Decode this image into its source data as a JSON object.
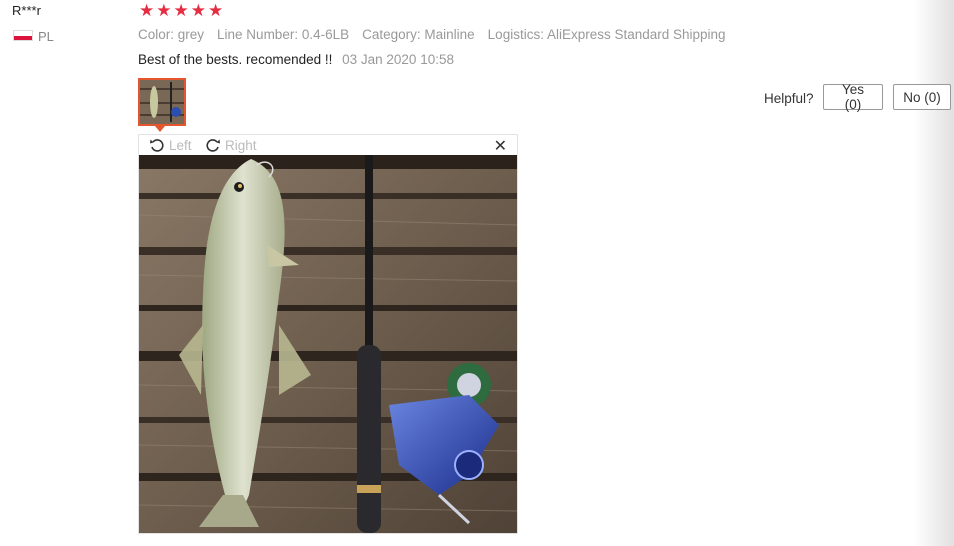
{
  "reviewer": {
    "name": "R***r",
    "country": "PL"
  },
  "rating": {
    "stars": 5,
    "max": 5
  },
  "attributes": [
    "Color: grey",
    "Line Number: 0.4-6LB",
    "Category: Mainline",
    "Logistics: AliExpress Standard Shipping"
  ],
  "review": {
    "text": "Best of the bests. recomended !!",
    "date": "03 Jan 2020 10:58"
  },
  "helpful": {
    "label": "Helpful?",
    "yes_label": "Yes (0)",
    "no_label": "No (0)"
  },
  "viewer": {
    "rotate_left_label": "Left",
    "rotate_right_label": "Right",
    "close_symbol": "✕"
  },
  "colors": {
    "star": "#e62e43",
    "thumb_border": "#e4572e",
    "muted_text": "#999999"
  },
  "icons": [
    "poland-flag-icon",
    "star-icon",
    "rotate-left-icon",
    "rotate-right-icon",
    "close-icon"
  ]
}
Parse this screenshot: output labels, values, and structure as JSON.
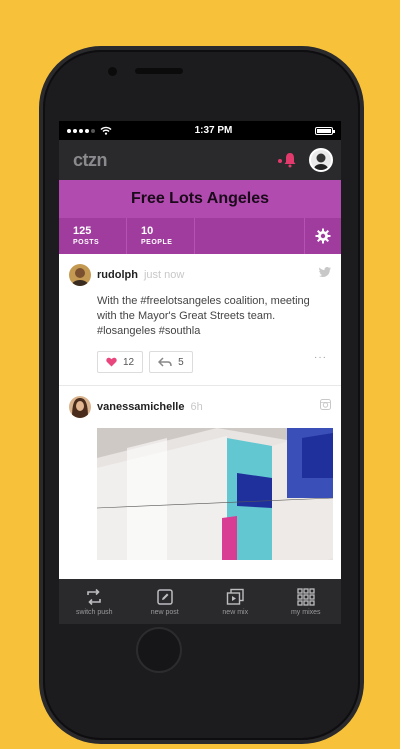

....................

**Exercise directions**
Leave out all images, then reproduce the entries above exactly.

**The answer**
Decode this image into its source data as a JSON object.
{
  "reviewer": {
    "name": "R***r",
    "country": "PL"
  },
  "rating": {
    "stars": 5,
    "max": 5
  },
  "attributes": [
    "Color: grey",
    "Line Number: 0.4-6LB",
    "Category: Mainline",
    "Logistics: AliExpress Standard Shipping"
  ],
  "review": {
    "text": "Best of the bests. recomended !!",
    "date": "03 Jan 2020 10:58"
  },
  "helpful": {
    "label": "Helpful?",
    "yes_label": "Yes (0)",
    "no_label": "No (0)"
  },
  "viewer": {
    "rotate_left_label": "Left",
    "rotate_right_label": "Right",
    "close_symbol": "✕"
  },
  "colors": {
    "star": "#e62e43",
    "thumb_border": "#e4572e",
    "muted_text": "#999999"
  },
  "icons": [
    "poland-flag-icon",
    "star-icon",
    "rotate-left-icon",
    "rotate-right-icon",
    "close-icon"
  ]
}
Parse this screenshot: output labels, values, and structure as JSON.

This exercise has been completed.